Review question

Does high-pressure oxygen therapy improve social communication or other aspects of function in children and adults with ASD, and how safe is this therapy?

Study characteristics

We searched electronic databases and identified randomized controlled trials (in which participants are randomly allocated to one of two or more treatment groups) consisting of participants who received high-pressure oxygen therapy or room air or no treatment as a control.

The evidence is current up to December 2015.

Key results

We found a single, small study of 60 children that evaluated high-pressure oxygen therapy for ASD.

There was no evidence that high-pressure oxygen therapy improved social interaction, behavioral problems, speech or language communication, or mental function in children with ASD. However, children who received high-pressure (hyperbaric) oxygen therapy showed an increased occurrence of ear barotrauma events when compared with those in the control group.

Quality of the evidence

The quality of the evidence is low. Evidence is insufficient to confirm that high-pressure oxygen is an effective treatment for individuals with ASD.

Authors' conclusions: 

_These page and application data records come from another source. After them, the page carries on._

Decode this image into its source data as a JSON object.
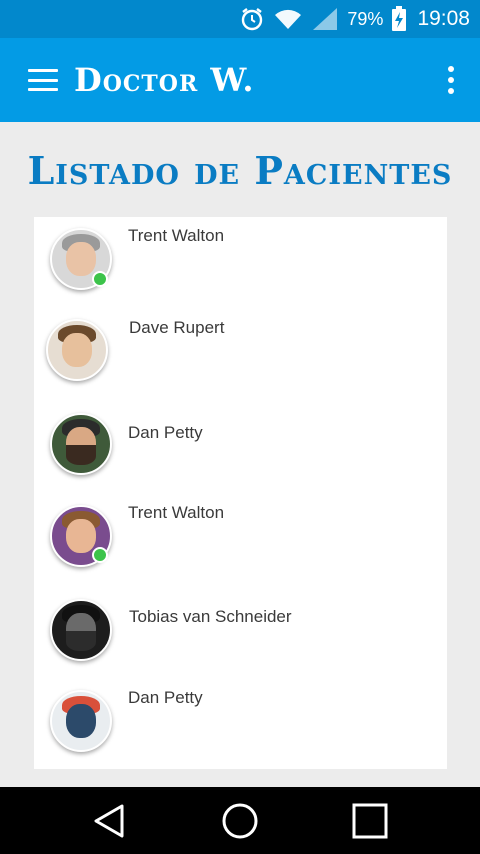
{
  "status_bar": {
    "battery_percent": "79%",
    "time": "19:08",
    "icons": [
      "alarm-icon",
      "wifi-icon",
      "signal-icon",
      "battery-charging-icon"
    ]
  },
  "app_bar": {
    "title": "Doctor W.",
    "icons": [
      "menu-icon",
      "more-vert-icon"
    ]
  },
  "page": {
    "heading": "Listado de Pacientes"
  },
  "patients": [
    {
      "name": "Trent Walton",
      "online": true
    },
    {
      "name": "Dave Rupert",
      "online": false
    },
    {
      "name": "Dan Petty",
      "online": false
    },
    {
      "name": "Trent Walton",
      "online": true
    },
    {
      "name": "Tobias van Schneider",
      "online": false
    },
    {
      "name": "Dan Petty",
      "online": false
    }
  ],
  "nav_bar": {
    "icons": [
      "back-icon",
      "home-icon",
      "recents-icon"
    ]
  },
  "colors": {
    "status_bar": "#0288cc",
    "app_bar": "#039be5",
    "heading": "#0a7cc3",
    "online": "#3cc34a"
  }
}
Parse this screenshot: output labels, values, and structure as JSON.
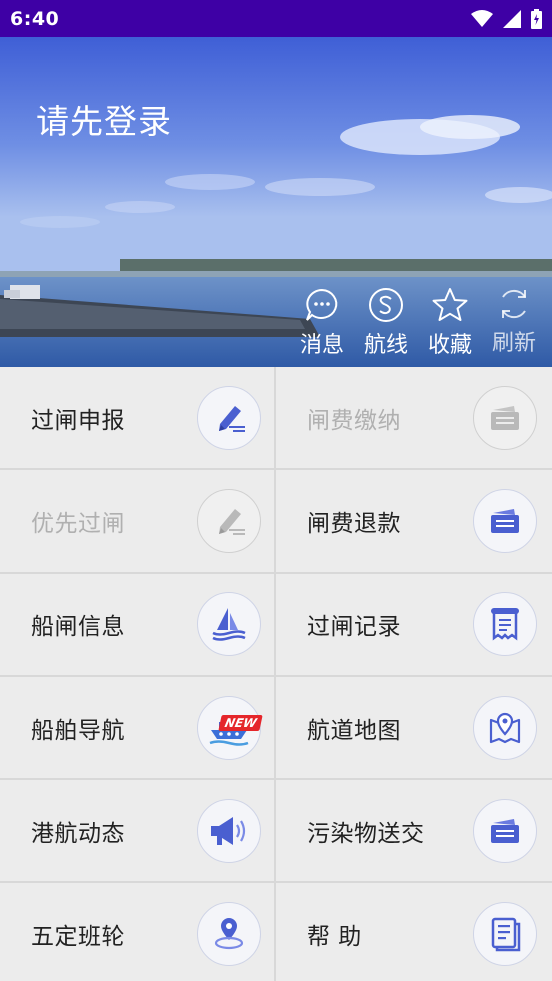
{
  "status_bar": {
    "time": "6:40"
  },
  "header": {
    "login_prompt": "请先登录",
    "actions": [
      {
        "label": "消息",
        "icon": "chat-bubble-icon"
      },
      {
        "label": "航线",
        "icon": "route-s-icon"
      },
      {
        "label": "收藏",
        "icon": "star-icon"
      },
      {
        "label": "刷新",
        "icon": "refresh-icon"
      }
    ]
  },
  "menu": [
    {
      "label": "过闸申报",
      "icon": "edit-pen-icon",
      "enabled": true
    },
    {
      "label": "闸费缴纳",
      "icon": "card-wallet-icon",
      "enabled": false
    },
    {
      "label": "优先过闸",
      "icon": "edit-pen-icon",
      "enabled": false
    },
    {
      "label": "闸费退款",
      "icon": "card-wallet-icon",
      "enabled": true
    },
    {
      "label": "船闸信息",
      "icon": "sailboat-icon",
      "enabled": true
    },
    {
      "label": "过闸记录",
      "icon": "receipt-scroll-icon",
      "enabled": true
    },
    {
      "label": "船舶导航",
      "icon": "ship-icon",
      "enabled": true,
      "badge": "NEW"
    },
    {
      "label": "航道地图",
      "icon": "map-pin-icon",
      "enabled": true
    },
    {
      "label": "港航动态",
      "icon": "megaphone-icon",
      "enabled": true
    },
    {
      "label": "污染物送交",
      "icon": "card-wallet-icon",
      "enabled": true
    },
    {
      "label": "五定班轮",
      "icon": "location-pin-icon",
      "enabled": true
    },
    {
      "label": "帮 助",
      "icon": "document-list-icon",
      "enabled": true
    }
  ],
  "colors": {
    "status_bar": "#3e00a5",
    "icon_blue": "#4a5fd0",
    "icon_disabled": "#b9b9b9",
    "badge_red": "#e5262b"
  }
}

To date, there is no evidence that hyperbaric oxygen therapy improves core symptoms and associated symptoms of ASD. It is important to note that adverse effects (minor-grade ear barotrauma events) can occur. Given the absence of evidence of effectiveness and the limited biological plausibility and possible adverse effects, the need for future RCTs of hyperbaric oxygen therapy must be carefully considered.

Read the full abstract...

The rising prevalence of autism spectrum disorder (ASD) has increased the need for evidence-based treatments to lessen the impact of symptoms. Presently, no therapies are available to effectively treat individuals with all of the symptoms of this disorder. It has been suggested that hyperbaric oxygen therapy may alleviate the biochemical dysfunction and clinical symptoms of ASD.


To determine whether treatment with hyperbaric oxygen:

1. improves core symptoms of ASD, including social communication problems and stereotypical and repetitive behaviors;

2. improves noncore symptoms of ASD, such as challenging behaviors;

3. improves comorbid states, such as depression and anxiety; and

4. causes adverse effects.

Search strategy: 

On 10 December 2015, we searched CENTRAL, Ovid MEDLINE, Embase, and 15 other databases, four of which were Chinese language databases. We also searched multiple trial and research registers.

Selection criteria: 

We selected randomized controlled trials (RCTs) and quasi-RCTs of any dose, duration, and frequency for hyperbaric oxygen therapy compared with no treatment or sham treatment for children and adults with ASD.

Data collection and analysis: 

We used standard methodological procedures expected by The Cochrane Collaboration, in that three review authors independently selected studies, assessed them for risk of bias, and extracted relevant data. We also assessed the quality of the evidence by using the GRADE approach.

Main results: 

We included one trial with a total of 60 children with a diagnosis of ASD who randomly received hyperbaric oxygen therapy or a sham treatment. Using GRADE criteria, we rated the quality of the evidence as low because of the small sample size and wide confidence intervals (CIs). Other problems included selection bias and short duration or follow-up.

Overall, study authors reported no improvement in social interaction and communication, behavioral problems, communication and linguistic abilities, or cognitive function. With regard to the safety of hyperbaric oxygen therapy (adverse events), they reported minor-grade ear barotrauma events. Investigators found significant differences between groups in total number of side effect events (Peto odds ratio (OR) 3.87, 95% CI 1.53 to 9.82) and in the number of children who experienced side effects (Peto OR 4.40, 95% CI 1.33 to 14.48).